From the editors:
Debates about the purpose of civics and citizenship education and the social sciences more generally continue to be front and centre in the news. Stimulated by the recent comments by Federal Education Minister, Alan Tudge, there is ongoing discussion - that has become heated at times - about how we should teach and learn about our history (or histories!) and what it means to be a member of the Australian community.
Tudge identified several areas in the current draft version of the Australian Curriculum that he argued were unacceptable. Relevant to readers of The Social Educator were his comments about Citizenship and History. He suggested that the curriculum was too negative, and focused on the history of slavery, imperialism, and colonisation. Furthermore, he was critical of the way that Anzac Day was presented as a contested idea, rather than ‘the most sacred of all days’; something that is concerning as we strive to educate critical thinkers.
Read more in Issue 39(3)
No Minister. Examining recent commentary on the draft Australian History and Civics and Citizenship curriculum
Peter Brett, Keith Heggart and Sophie Fenton
Naturally enough? Children, climate anxiety and the importance of hope
John Buchanan, Kimberley Pressick-Kilborn and Jennifer Fergusson.

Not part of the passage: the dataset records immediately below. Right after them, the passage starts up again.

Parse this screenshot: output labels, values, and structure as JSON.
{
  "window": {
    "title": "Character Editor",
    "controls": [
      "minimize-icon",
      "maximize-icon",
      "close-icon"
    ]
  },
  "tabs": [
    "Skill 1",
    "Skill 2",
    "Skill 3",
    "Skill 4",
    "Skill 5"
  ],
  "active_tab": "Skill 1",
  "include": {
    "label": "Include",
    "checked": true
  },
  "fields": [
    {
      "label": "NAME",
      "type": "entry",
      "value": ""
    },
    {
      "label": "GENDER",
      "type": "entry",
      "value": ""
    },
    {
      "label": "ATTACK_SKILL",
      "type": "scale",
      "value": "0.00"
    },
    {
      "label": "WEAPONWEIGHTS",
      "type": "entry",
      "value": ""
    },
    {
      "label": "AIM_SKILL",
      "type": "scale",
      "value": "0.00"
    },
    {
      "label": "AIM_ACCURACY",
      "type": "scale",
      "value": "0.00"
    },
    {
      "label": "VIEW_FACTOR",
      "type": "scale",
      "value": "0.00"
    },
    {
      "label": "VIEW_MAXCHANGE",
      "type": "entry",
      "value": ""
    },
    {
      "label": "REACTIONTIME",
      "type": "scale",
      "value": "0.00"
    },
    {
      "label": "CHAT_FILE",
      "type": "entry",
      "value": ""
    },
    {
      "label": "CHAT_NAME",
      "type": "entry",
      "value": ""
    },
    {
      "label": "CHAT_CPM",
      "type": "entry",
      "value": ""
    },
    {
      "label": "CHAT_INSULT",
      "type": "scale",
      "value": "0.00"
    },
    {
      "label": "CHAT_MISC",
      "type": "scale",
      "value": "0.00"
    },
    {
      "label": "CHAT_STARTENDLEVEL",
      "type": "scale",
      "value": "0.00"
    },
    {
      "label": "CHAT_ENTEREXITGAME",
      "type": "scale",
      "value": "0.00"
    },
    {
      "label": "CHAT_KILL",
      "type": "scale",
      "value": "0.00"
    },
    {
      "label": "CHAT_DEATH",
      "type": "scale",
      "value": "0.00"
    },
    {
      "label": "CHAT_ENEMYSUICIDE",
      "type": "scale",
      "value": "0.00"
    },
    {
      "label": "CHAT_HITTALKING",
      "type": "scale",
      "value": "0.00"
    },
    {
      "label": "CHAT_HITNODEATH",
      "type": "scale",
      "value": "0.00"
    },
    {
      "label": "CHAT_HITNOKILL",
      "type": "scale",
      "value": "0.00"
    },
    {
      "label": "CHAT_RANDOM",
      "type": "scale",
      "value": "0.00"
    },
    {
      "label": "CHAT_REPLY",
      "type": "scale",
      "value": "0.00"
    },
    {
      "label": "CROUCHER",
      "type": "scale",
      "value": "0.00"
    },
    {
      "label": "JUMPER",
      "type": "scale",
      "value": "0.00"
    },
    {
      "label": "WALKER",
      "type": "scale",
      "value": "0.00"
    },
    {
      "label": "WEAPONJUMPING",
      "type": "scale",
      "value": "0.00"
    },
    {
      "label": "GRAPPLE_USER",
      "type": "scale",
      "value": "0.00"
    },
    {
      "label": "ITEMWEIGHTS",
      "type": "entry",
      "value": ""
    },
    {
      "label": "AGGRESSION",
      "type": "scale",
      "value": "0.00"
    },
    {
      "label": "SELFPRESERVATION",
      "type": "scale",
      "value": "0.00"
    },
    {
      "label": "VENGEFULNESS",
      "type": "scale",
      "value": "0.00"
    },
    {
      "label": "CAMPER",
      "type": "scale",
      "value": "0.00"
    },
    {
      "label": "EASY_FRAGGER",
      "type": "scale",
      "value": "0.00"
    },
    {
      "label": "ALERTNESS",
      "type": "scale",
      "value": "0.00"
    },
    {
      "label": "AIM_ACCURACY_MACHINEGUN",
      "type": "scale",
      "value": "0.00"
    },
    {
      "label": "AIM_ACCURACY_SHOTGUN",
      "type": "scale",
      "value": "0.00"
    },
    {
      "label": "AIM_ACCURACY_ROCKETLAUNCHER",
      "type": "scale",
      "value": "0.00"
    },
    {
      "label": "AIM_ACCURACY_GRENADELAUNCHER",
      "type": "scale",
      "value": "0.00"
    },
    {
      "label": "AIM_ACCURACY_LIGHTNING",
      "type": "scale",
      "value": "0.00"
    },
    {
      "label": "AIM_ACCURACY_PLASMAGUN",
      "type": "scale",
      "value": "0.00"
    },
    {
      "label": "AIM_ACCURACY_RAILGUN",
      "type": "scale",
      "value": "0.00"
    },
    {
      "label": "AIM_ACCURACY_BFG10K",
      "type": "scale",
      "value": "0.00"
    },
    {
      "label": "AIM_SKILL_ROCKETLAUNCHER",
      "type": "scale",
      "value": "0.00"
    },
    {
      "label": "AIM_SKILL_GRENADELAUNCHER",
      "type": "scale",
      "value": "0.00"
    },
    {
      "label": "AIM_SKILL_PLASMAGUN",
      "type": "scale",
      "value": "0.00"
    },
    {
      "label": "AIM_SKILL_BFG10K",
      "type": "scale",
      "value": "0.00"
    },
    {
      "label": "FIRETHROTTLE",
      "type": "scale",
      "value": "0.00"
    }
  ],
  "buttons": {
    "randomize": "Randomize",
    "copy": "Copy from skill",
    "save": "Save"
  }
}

Auto-ethnographic reflections upon “Lived Citizenship” as a Curriculum Space in the context of the Australian Curriculum
Lisa Cary and Marc Pruyn